“There is a trust deficit over the decades and years between Afghanistan and Pakistan that still exists, and we are trying to bring the two parties together,” said Col. Richard Alonso Holtorf, who leads a similar joint border coordination center near Spin Boldak in southern Afghanistan. “Their forces sometimes work against each other. There is still a level of mistrust, so that’s something we work through every day.”
Each country has accused the other of harboring militants, and even the exact location of the border remains in dispute.
Stephen Cohen, a senior fellow with the Brookings Institution, says he is “deeply pessimistic” about the security situation in Afghanistan and says joint border work is unlikely to help solve the roots of the conflict.
“It does not override deeper pathologies: Antipathy between Afghans and Pakistanis, the ideological drive of the Taliban, and the still weak government in Kabul,” he said.
Indeed, the success often cited by officers at the coordination centers seems to have been achieved despite the political tensions, rather than because of any change in attitudes.
“They have not embraced the fact that they face a mutual problem,” Alonso Holtorf said of Pakistan and Afghanistan. “Both countries would benefit greatly from the stability that increased cooperation would bring. They don’t realize the net benefit of two people working together, and that’s the bridge we’re trying to cross.”
Pakistani Lt. Col. Gul Hassan, who works at the Khyber JBCC, insisted his country has a vested interest in ending violence in Afghanistan.
“Without peace in Afghanistan, it directly affects Pakistan,” he said. “And everyone is working to make peace in Afghanistan.”
An uncertain future
The increased tensions between Pakistan and Afghanistan come as NATO’s international coalition looks to reduce its presence, making the future of trilateral border coordination uncertain.
Both Afghan and Pakistan officers, however, expressed interest in keeping the installations operating.
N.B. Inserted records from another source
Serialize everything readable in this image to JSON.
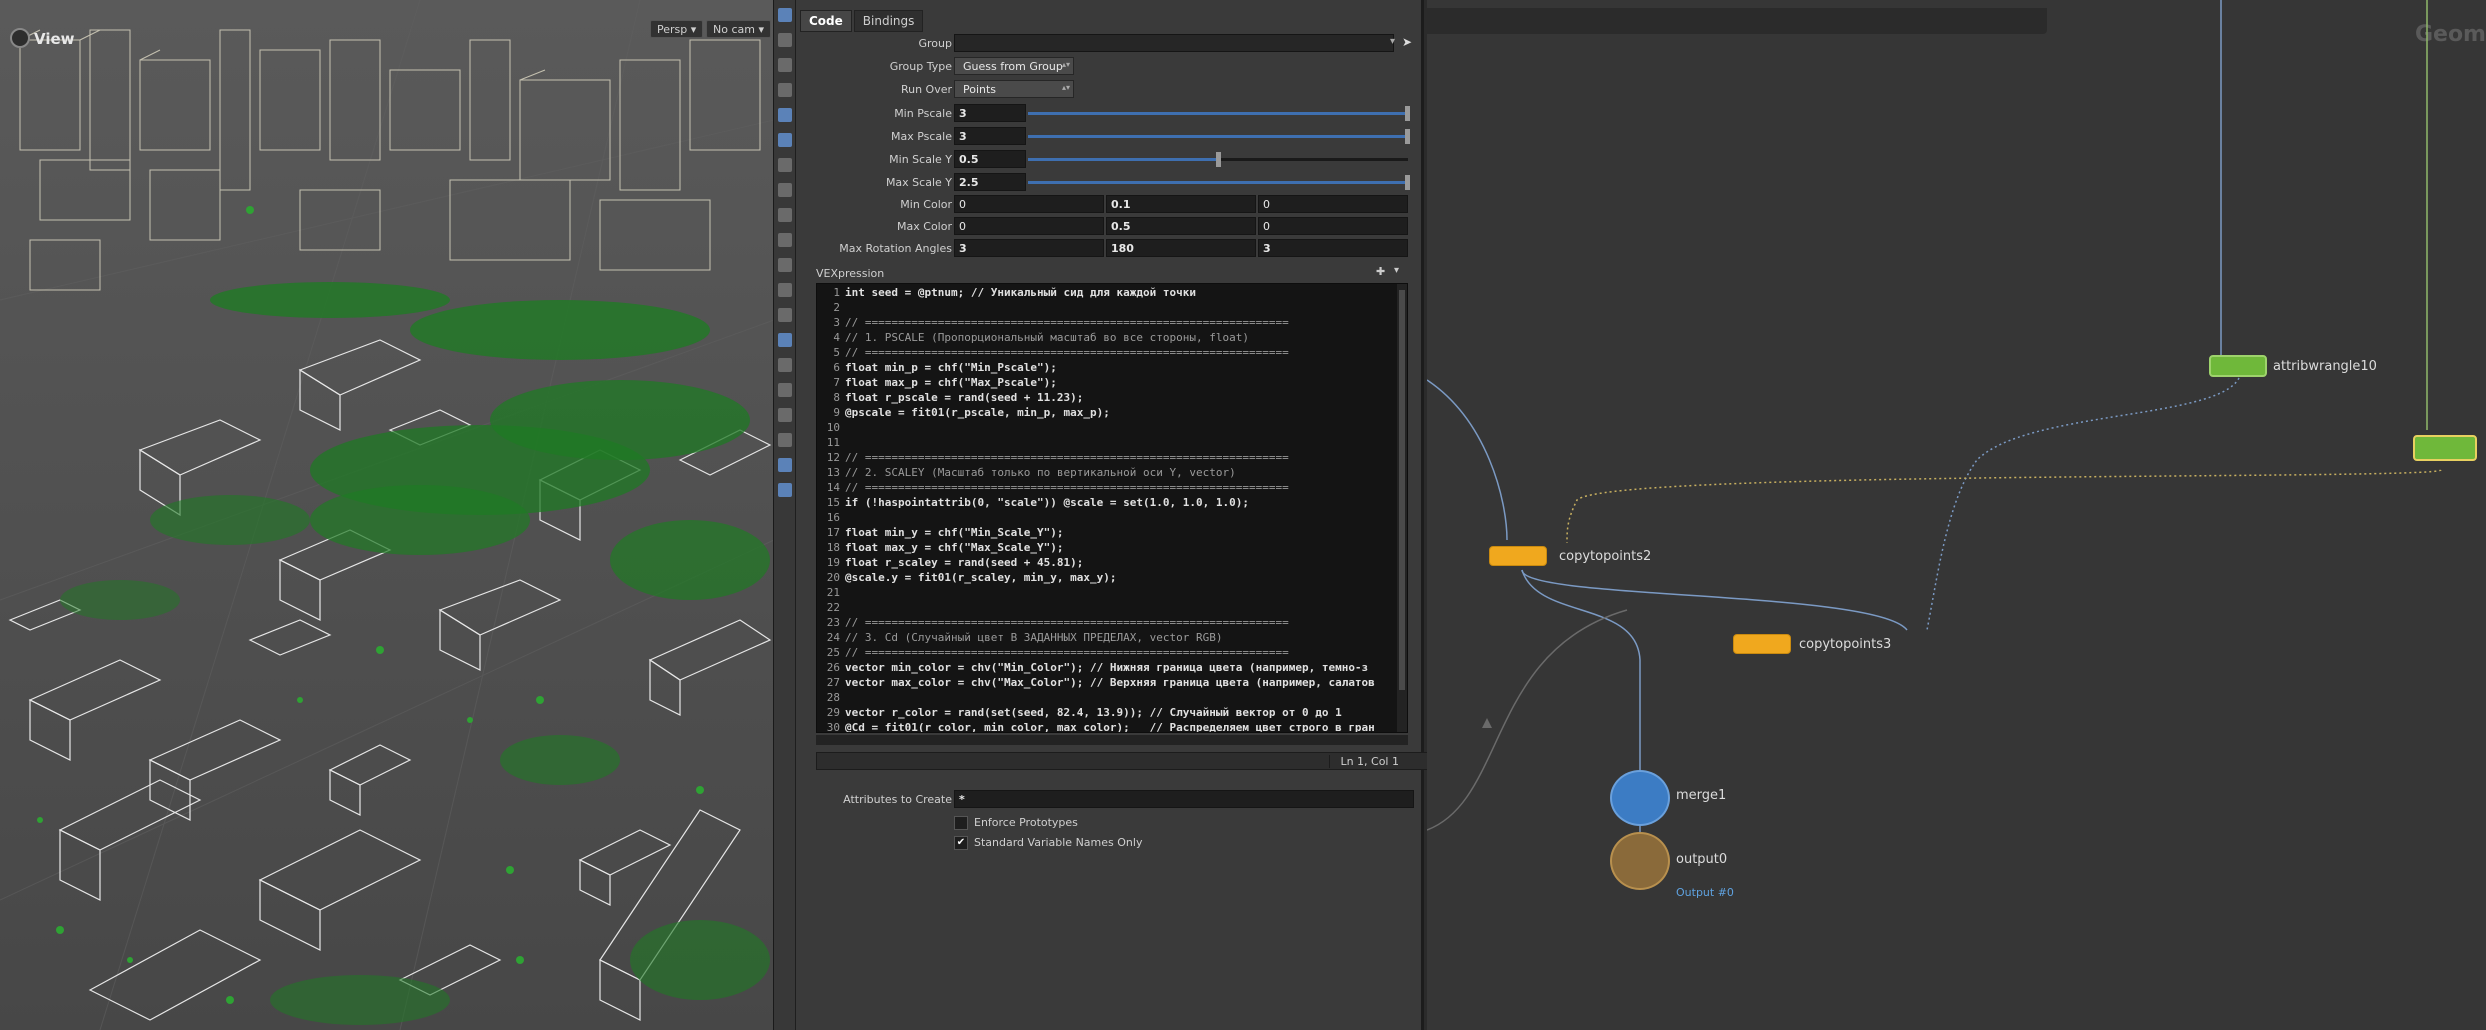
{
  "viewport": {
    "title": "View",
    "persp_label": "Persp ▾",
    "cam_label": "No cam ▾"
  },
  "params": {
    "tabs": [
      "Code",
      "Bindings"
    ],
    "group": {
      "label": "Group",
      "value": ""
    },
    "group_type": {
      "label": "Group Type",
      "value": "Guess from Group"
    },
    "run_over": {
      "label": "Run Over",
      "value": "Points"
    },
    "sliders": [
      {
        "label": "Min Pscale",
        "value": "3",
        "fill": 1.0
      },
      {
        "label": "Max Pscale",
        "value": "3",
        "fill": 1.0
      },
      {
        "label": "Min Scale Y",
        "value": "0.5",
        "fill": 0.5
      },
      {
        "label": "Max Scale Y",
        "value": "2.5",
        "fill": 1.0
      }
    ],
    "vectors": [
      {
        "label": "Min Color",
        "values": [
          "0",
          "0.1",
          "0"
        ]
      },
      {
        "label": "Max Color",
        "values": [
          "0",
          "0.5",
          "0"
        ]
      },
      {
        "label": "Max Rotation Angles",
        "values": [
          "3",
          "180",
          "3"
        ]
      }
    ],
    "vex_label": "VEXpression",
    "code": [
      {
        "n": "1",
        "t": "int seed = @ptnum; // Уникальный сид для каждой точки",
        "c": "tx"
      },
      {
        "n": "2",
        "t": "",
        "c": "tx"
      },
      {
        "n": "3",
        "t": "// ================================================================",
        "c": "tx cm"
      },
      {
        "n": "4",
        "t": "// 1. PSCALE (Пропорциональный масштаб во все стороны, float)",
        "c": "tx cm"
      },
      {
        "n": "5",
        "t": "// ================================================================",
        "c": "tx cm"
      },
      {
        "n": "6",
        "t": "float min_p = chf(\"Min_Pscale\");",
        "c": "tx"
      },
      {
        "n": "7",
        "t": "float max_p = chf(\"Max_Pscale\");",
        "c": "tx"
      },
      {
        "n": "8",
        "t": "float r_pscale = rand(seed + 11.23);",
        "c": "tx"
      },
      {
        "n": "9",
        "t": "@pscale = fit01(r_pscale, min_p, max_p);",
        "c": "tx"
      },
      {
        "n": "10",
        "t": "",
        "c": "tx"
      },
      {
        "n": "11",
        "t": "",
        "c": "tx"
      },
      {
        "n": "12",
        "t": "// ================================================================",
        "c": "tx cm"
      },
      {
        "n": "13",
        "t": "// 2. SCALEY (Масштаб только по вертикальной оси Y, vector)",
        "c": "tx cm"
      },
      {
        "n": "14",
        "t": "// ================================================================",
        "c": "tx cm"
      },
      {
        "n": "15",
        "t": "if (!haspointattrib(0, \"scale\")) @scale = set(1.0, 1.0, 1.0);",
        "c": "tx"
      },
      {
        "n": "16",
        "t": "",
        "c": "tx"
      },
      {
        "n": "17",
        "t": "float min_y = chf(\"Min_Scale_Y\");",
        "c": "tx"
      },
      {
        "n": "18",
        "t": "float max_y = chf(\"Max_Scale_Y\");",
        "c": "tx"
      },
      {
        "n": "19",
        "t": "float r_scaley = rand(seed + 45.81);",
        "c": "tx"
      },
      {
        "n": "20",
        "t": "@scale.y = fit01(r_scaley, min_y, max_y);",
        "c": "tx"
      },
      {
        "n": "21",
        "t": "",
        "c": "tx"
      },
      {
        "n": "22",
        "t": "",
        "c": "tx"
      },
      {
        "n": "23",
        "t": "// ================================================================",
        "c": "tx cm"
      },
      {
        "n": "24",
        "t": "// 3. Cd (Случайный цвет В ЗАДАННЫХ ПРЕДЕЛАХ, vector RGB)",
        "c": "tx cm"
      },
      {
        "n": "25",
        "t": "// ================================================================",
        "c": "tx cm"
      },
      {
        "n": "26",
        "t": "vector min_color = chv(\"Min_Color\"); // Нижняя граница цвета (например, темно-з",
        "c": "tx"
      },
      {
        "n": "27",
        "t": "vector max_color = chv(\"Max_Color\"); // Верхняя граница цвета (например, салатов",
        "c": "tx"
      },
      {
        "n": "28",
        "t": "",
        "c": "tx"
      },
      {
        "n": "29",
        "t": "vector r_color = rand(set(seed, 82.4, 13.9)); // Случайный вектор от 0 до 1",
        "c": "tx"
      },
      {
        "n": "30",
        "t": "@Cd = fit01(r_color, min_color, max_color);   // Распределяем цвет строго в гран",
        "c": "tx"
      }
    ],
    "cursor_status": "Ln 1, Col 1",
    "attributes_to_create": {
      "label": "Attributes to Create",
      "value": "*"
    },
    "enforce_prototypes": {
      "label": "Enforce Prototypes",
      "checked": false
    },
    "standard_names": {
      "label": "Standard Variable Names Only",
      "checked": true
    }
  },
  "network": {
    "context_title": "Geom",
    "nodes": {
      "attribwrangle10": "attribwrangle10",
      "copytopoints2": "copytopoints2",
      "copytopoints3": "copytopoints3",
      "merge1": "merge1",
      "output0": "output0",
      "output0_sub": "Output #0"
    }
  },
  "colors": {
    "wrangle_green": "#6fb83a",
    "copy_orange": "#f0a81e",
    "merge_blue": "#3c7cc4",
    "output_brown": "#8a6a3a",
    "accent_blue": "#3e6fb0"
  }
}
“Even after NATO and ISAF leaves, these centers have their value,” said Hassan. “Even after 2014 these two centers should remain. They are very useful for border cooperation.”
Afghan National Army Lt. Col. Hazarat Nabi also described optimism about border cooperation – as well as a diplomatic view of the countries’ relations. “As Afghans we always want to have good relations with the Islamic Republic of Pakistan,” he said. “Even if this center closed, we would still work together for the future.”
American officials say progress is being made — Conn says border incidents in his area of responsibility are down by more than 50 percent from last year — but they also concede that the border is one area where NATO will likely have an enduring presence.
“The leadership provided by ISAF is very appreciated, but ISAF is leaving the theater,” Alonso Holtorf said. “I think now people are just starting to accept that as the day gets closer.”
Back near the Khyber Pass, Morandi said he believes that the Afghan and Pakistani officials can carry out the same work without ISAF leadership. “It will still be man to man, officer to officer, and that doesn’t have to change when we’re not here,” he said.
Meanwhile, Conn says he will continue to build relationships, even if it means hosting more barbecues.
“Sometimes there is a little mistrust, sometimes even a little animosity, but I don’t think anybody is ready to throw in the towel,” he said. “It’s amazing what a little bit of lunch can do.”